To be honest I don’t even know how to exercise. Exercise feels mechanical. It feels like writing a passage over and over again until you zone out and don’t even know what was written. It feels like algebra when I prefer poetry.

I only know how to train, practice, and work towards a goal. It keeps me hungry. It lights me up inside, and illuminates this worldly experience. There is something primal yet simultaneously soulful about having a goal and watching all the trillion of cells within your body wrap themselves around an idea until it seems to happen almost effortlessly.

There is great satisfaction to have something that calls you out of bed in the morning to put forth energy, sweat, and perseverance even though you’re not getting paid for it and no one will ever hand you a door prize for showing up. It’s holding yourself accountable, because that goal is meaningful to you and no one else.

It’s amazing to watch yourself transform day by day, practice after practice. It’s a thrill, a natural high to be able to do something you thought was not possible; meant for others but not you. When you finally accomplish it or just even a glitter of hope peaks through the cloud of despair you experience a joy that seems to rise up from deep within and gratitude flows forth. You become more like the ones you’ve admired for so long as the needle on the dial of your skillset begins to waver and move. But, you don’t just become more like them, you become more you.

Your body and mind literally molds itself to the practice. It’s like all the stars in the cosmos shift and align themselves to light and guide your path. The tumultuous waters of the oceans become still as a lake as the mind quiets down and learns to concentrate and focus on the task at hand. But, the fire within your heart keeps burning with a steady flame as your daily practice tosses logs on the fire to keep you burning and yearning for something far greater.

You will learn more about yourself in a movement practice than you will from reading hundreds of books, because knowledge alone will never be able to compete with personal experience. Personal experience creates belief in what you are doing, the theory, and most importantly yourself.

Practices come into your life when you need them. There have been times that I needed to know how to be agile, how to run far, how to run fast, how to be strong, how to look fit, how to be flexible, how to be mobile, how to be resilient, how to be graceful, and how to remember God in every breath.

I believe practice carries you through life. It’s there for you when things are going great and when life throws obstacles on your path. When so many things in life are out of control it’s reassuring to know we can control whether or not we practice and give ourselves time to remember that control is just an aspect of the ego anyway. To surrender, flow, love, and discern what is meant for you and what is not requires more acuity and agility than simply holding on to what we have been conditioned to believe we are and should do with tightly clenched fists and brute strength.

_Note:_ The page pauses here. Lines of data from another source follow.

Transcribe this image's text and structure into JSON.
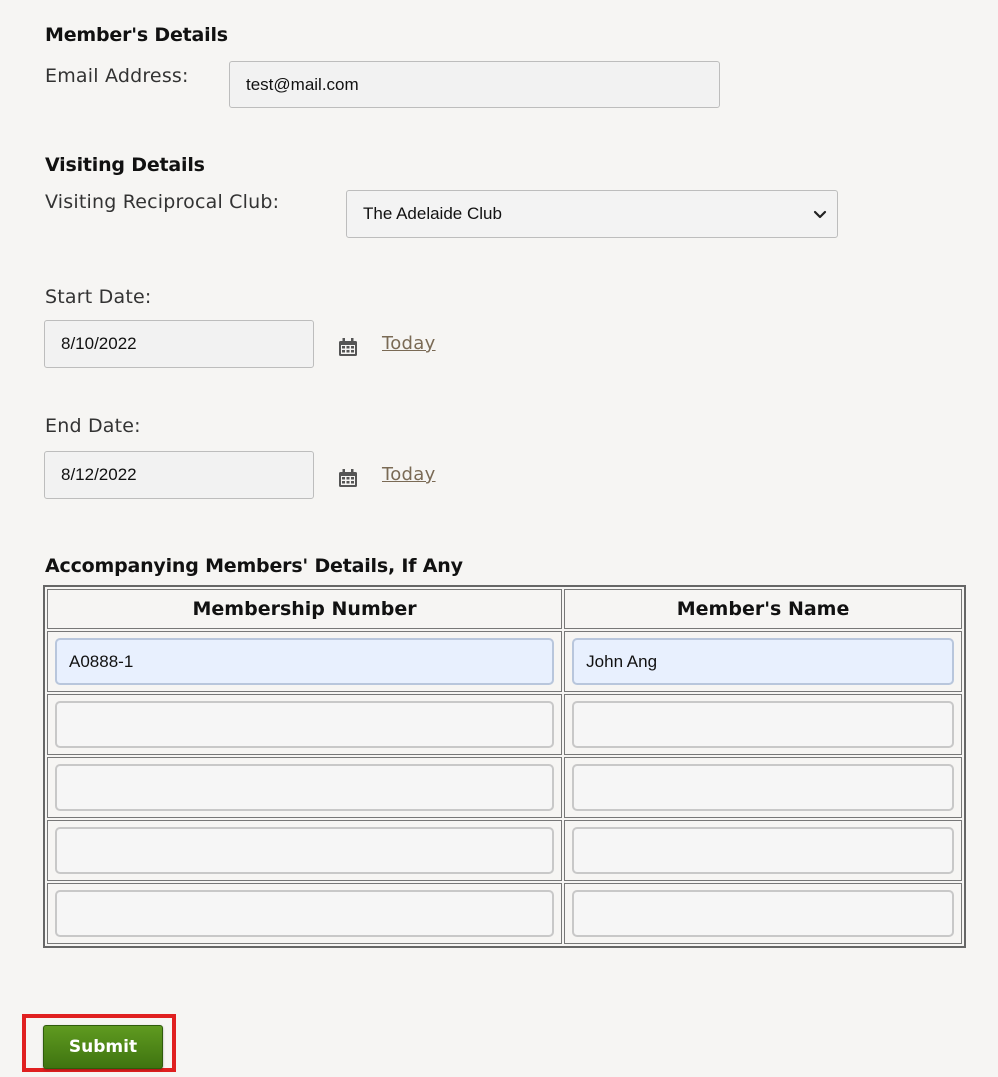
{
  "members_details": {
    "title": "Member's Details",
    "email_label": "Email Address:",
    "email_value": "test@mail.com"
  },
  "visiting_details": {
    "title": "Visiting Details",
    "club_label": "Visiting Reciprocal Club:",
    "club_value": "The Adelaide Club",
    "start_label": "Start Date:",
    "start_value": "8/10/2022",
    "end_label": "End Date:",
    "end_value": "8/12/2022",
    "today_link": "Today",
    "calendar_icon": "calendar-icon"
  },
  "accompanying": {
    "title": "Accompanying Members' Details, If Any",
    "headers": [
      "Membership Number",
      "Member's Name"
    ],
    "rows": [
      {
        "number": "A0888-1",
        "name": "John Ang"
      },
      {
        "number": "",
        "name": ""
      },
      {
        "number": "",
        "name": ""
      },
      {
        "number": "",
        "name": ""
      },
      {
        "number": "",
        "name": ""
      }
    ]
  },
  "actions": {
    "submit_label": "Submit"
  },
  "colors": {
    "submit_green": "#4f8a17",
    "highlight_red": "#e02020",
    "autofill_blue": "#e8f0fe"
  }
}
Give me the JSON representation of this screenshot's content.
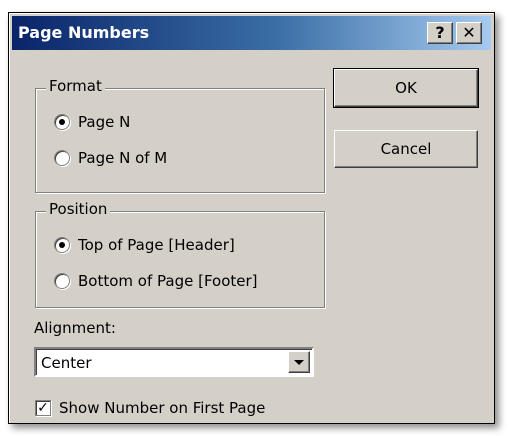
{
  "dialog": {
    "title": "Page Numbers",
    "help_glyph": "?",
    "close_glyph": "✕"
  },
  "format_group": {
    "label": "Format",
    "options": [
      {
        "label": "Page N",
        "checked": true
      },
      {
        "label": "Page N of M",
        "checked": false
      }
    ]
  },
  "position_group": {
    "label": "Position",
    "options": [
      {
        "label": "Top of Page [Header]",
        "checked": true
      },
      {
        "label": "Bottom of Page [Footer]",
        "checked": false
      }
    ]
  },
  "alignment": {
    "label": "Alignment:",
    "selected": "Center"
  },
  "show_first_page": {
    "label": "Show Number on First Page",
    "checked": true,
    "check_glyph": "✓"
  },
  "buttons": {
    "ok": "OK",
    "cancel": "Cancel"
  },
  "colors": {
    "face": "#d4d0c8",
    "title_start": "#0a246a",
    "title_end": "#a6caf0"
  }
}
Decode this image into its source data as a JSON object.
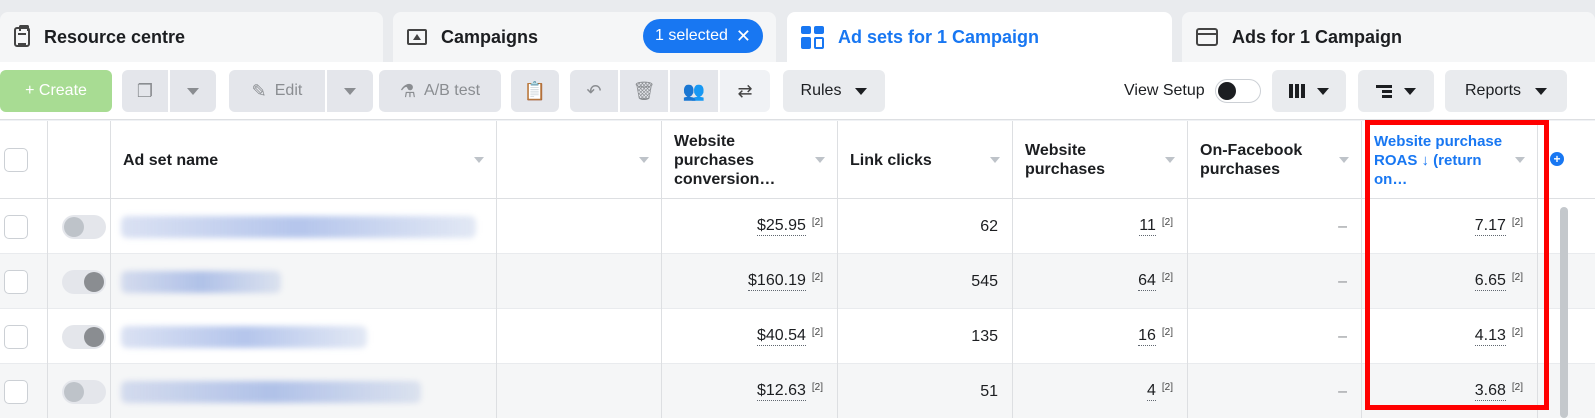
{
  "tabs": [
    {
      "label": "Resource centre",
      "icon": "clipboard-icon"
    },
    {
      "label": "Campaigns",
      "icon": "folder-icon",
      "badge": "1 selected"
    },
    {
      "label": "Ad sets for 1 Campaign",
      "icon": "grid-icon",
      "active": true
    },
    {
      "label": "Ads for 1 Campaign",
      "icon": "window-icon"
    }
  ],
  "toolbar": {
    "create": "+ Create",
    "edit": "Edit",
    "ab_test": "A/B test",
    "rules": "Rules",
    "view_setup": "View Setup",
    "reports": "Reports"
  },
  "table": {
    "columns": [
      "Ad set name",
      "",
      "Website purchases conversion…",
      "Link clicks",
      "Website purchases",
      "On-Facebook purchases",
      "Website purchase ROAS ↓ (return on…"
    ],
    "rows": [
      {
        "toggle": "off",
        "conversion": "$25.95",
        "clicks": "62",
        "purchases": "11",
        "onfb": "–",
        "roas": "7.17"
      },
      {
        "toggle": "on",
        "conversion": "$160.19",
        "clicks": "545",
        "purchases": "64",
        "onfb": "–",
        "roas": "6.65"
      },
      {
        "toggle": "on",
        "conversion": "$40.54",
        "clicks": "135",
        "purchases": "16",
        "onfb": "–",
        "roas": "4.13"
      },
      {
        "toggle": "off",
        "conversion": "$12.63",
        "clicks": "51",
        "purchases": "4",
        "onfb": "–",
        "roas": "3.68"
      }
    ],
    "footnote": "[2]"
  },
  "colors": {
    "accent": "#1877f2",
    "highlight": "#ff0000",
    "create": "#a8dc93"
  }
}
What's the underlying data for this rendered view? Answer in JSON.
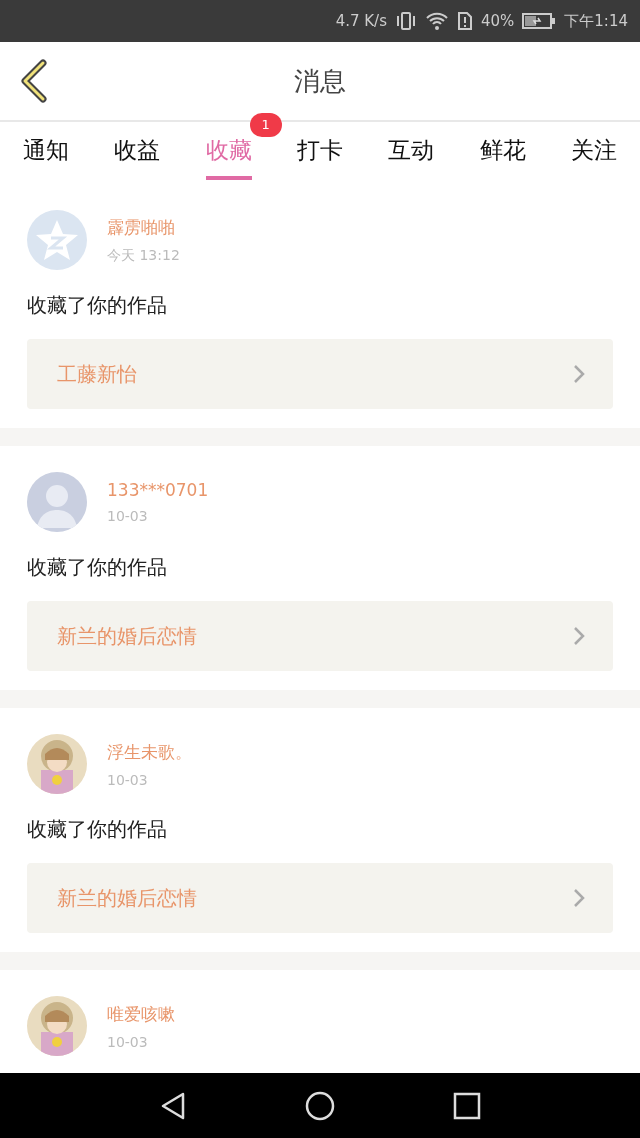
{
  "status_bar": {
    "speed": "4.7 K/s",
    "battery": "40%",
    "time": "下午1:14"
  },
  "header": {
    "title": "消息"
  },
  "tabs": [
    {
      "label": "通知",
      "selected": false
    },
    {
      "label": "收益",
      "selected": false
    },
    {
      "label": "收藏",
      "selected": true,
      "badge": "1"
    },
    {
      "label": "打卡",
      "selected": false
    },
    {
      "label": "互动",
      "selected": false
    },
    {
      "label": "鲜花",
      "selected": false
    },
    {
      "label": "关注",
      "selected": false
    }
  ],
  "messages": [
    {
      "avatar": {
        "kind": "logo"
      },
      "name": "霹雳啪啪",
      "time": "今天 13:12",
      "action": "收藏了你的作品",
      "work": "工藤新怡"
    },
    {
      "avatar": {
        "kind": "silhouette"
      },
      "name": "133***0701",
      "time": "10-03",
      "action": "收藏了你的作品",
      "work": "新兰的婚后恋情"
    },
    {
      "name": "浮生未歌。",
      "time": "10-03",
      "action": "收藏了你的作品",
      "work": "新兰的婚后恋情"
    },
    {
      "name": "唯爱咳嗽",
      "time": "10-03"
    }
  ]
}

I have never liked exercised and I hope I never learn how to do it, because movement without heart and wisdom is like being a machine. I am not a machine. I am human and therefore I practice.